Teenager misses out on U.S. Open after rules violation. The 2016 U.S. Open returns to historic Oakmont Country Club in western Pennsylvania for the ninth time, the most of any venue. A course that has seen champions such as Sam Snead, Ben Hogan, Jack Nicklaus, and Ernie Els will test the players with its “church pew” bunkers and difficult greens once again. Here’s everything you need to know:
DATES: The 2016 U.S. Open will be played June 16-19, 2016. The event is part of a compressed PGA Tour summer schedule in 2016, making way for the Olympic golf tournament in Rio de Janeiro in mid-August.
DATE: Jun 16 – Jun 19
TOURNAMENT: U.S. Open Golf Live 2016
Oakmont Country Club, Oakmont, PA
DEFENDING CHAMP: Jordan Spieth
On Tuesday, we told you the story of amateur golfer Chris Crawford, who realized a dream when he holed a 40-foot birdie putt on his final hole of a 36-hole sectional qualifier to secure a spot in next week’s U.S. Open at Oakmont.
Today, we bring you the nightmarish story of Won Jun Lee, a 17-year-old from South Korea, who missed out on a spot at Oakmont in the most crushing way imaginable — not understanding one of the many tedious rules of golf.
Lee, seventh in the World Junior Rankings, received a two-stroke penalty on the 11th hole during the second round after using a club to tamp down a pitch mark that his ball had left when landing behind the green.
According to golf rule 13-2, players are not allowed to repair such marks off the green when they might interfere with their swing.
Playing partner Tim Wilkinson called for an official at that point because he said Lee had already skirted the rule several times in the first round and another time at the second hole in the second round.
Instead of a par, the two-stroke penalty gave Lee a double-bogey six and a score of 68 instead of 66. At 5-under 139 for two rounds, Lee finished one-shot out of a five-for-two spots playoff to get into the U.S. Open.
More from Smits:
Without the penalty, Lee would have tied Wilkinson for second at 7-under and the five players who finished 6-under would have gone to a playoff for one spot instead of two.
“I had to say something … it’s unfortunate because he’s a very, very good player,” said Wilkinson, a PGA Tour member. “I wanted him to realize that you’ve got to respect the game. And it’s about the rest of the field, too.”
Wilkinson said Lee initially denied tapping down the pitch mark.

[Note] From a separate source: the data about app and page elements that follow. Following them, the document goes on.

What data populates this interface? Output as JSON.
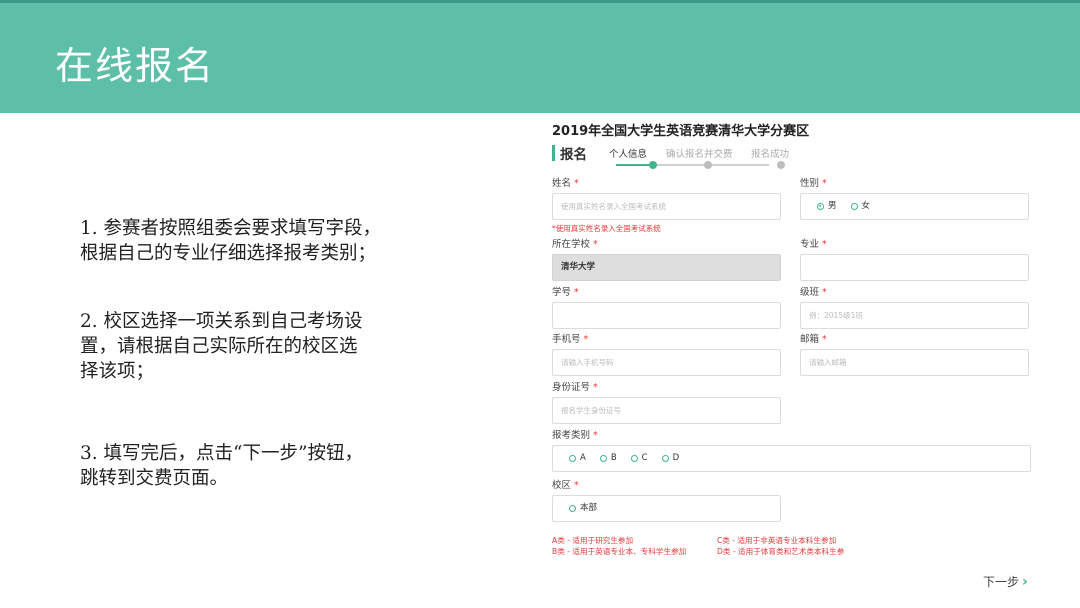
{
  "slide": {
    "title": "在线报名"
  },
  "instructions": [
    {
      "line1": "1. 参赛者按照组委会要求填写字段，",
      "line2": "根据自己的专业仔细选择报考类别；"
    },
    {
      "line1": "2. 校区选择一项关系到自己考场设",
      "line2": "置，请根据自己实际所在的校区选",
      "line3": "择该项；"
    },
    {
      "line1": "3. 填写完后，点击“下一步”按钮，",
      "line2": "跳转到交费页面。"
    }
  ],
  "form": {
    "heading": "2019年全国大学生英语竞赛清华大学分赛区",
    "section_label": "报名",
    "steps": [
      "个人信息",
      "确认报名并交费",
      "报名成功"
    ],
    "current_step": 1,
    "required_mark": "*",
    "name": {
      "label": "姓名",
      "placeholder": "使用真实姓名录入全国考试系统",
      "hint": "*使用真实姓名录入全国考试系统"
    },
    "gender": {
      "label": "性别",
      "options": [
        "男",
        "女"
      ],
      "selected": "男"
    },
    "school": {
      "label": "所在学校",
      "value": "清华大学"
    },
    "major": {
      "label": "专业",
      "placeholder": ""
    },
    "student_id": {
      "label": "学号",
      "placeholder": ""
    },
    "class": {
      "label": "级班",
      "placeholder": "例：2015级1班"
    },
    "phone": {
      "label": "手机号",
      "placeholder": "请输入手机号码"
    },
    "email": {
      "label": "邮箱",
      "placeholder": "请输入邮箱"
    },
    "id_number": {
      "label": "身份证号",
      "placeholder": "报名学生身份证号"
    },
    "category": {
      "label": "报考类别",
      "options": [
        "A",
        "B",
        "C",
        "D"
      ]
    },
    "campus": {
      "label": "校区",
      "options": [
        "本部"
      ]
    },
    "legend": [
      "A类 - 适用于研究生参加",
      "C类 - 适用于非英语专业本科生参加",
      "B类 - 适用于英语专业本、专科学生参加",
      "D类 - 适用于体育类和艺术类本科生参"
    ],
    "next_label": "下一步",
    "next_icon": "chevron-right-icon"
  },
  "colors": {
    "header": "#5dbfa8",
    "accent": "#3fb58f",
    "required": "#e23a3a"
  }
}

“I said, ‘you can’t do that … you can’t tap down pitch marks behind the ball,’” Wilkinson said. “He said, ‘no I didn’t,’ and I said, ‘yes you did … I just watched you do it.’ Sorry, that was an admission of guilt to me.”
Yikes. Smits also reported that Lee left the course in tears and was unavailable for comment.
T.J. Auclair is a Senior Interactive Producer for PGA.com and has covered professional golf since 1998, traveling to over 60 major championships. You can follow him on Twitter,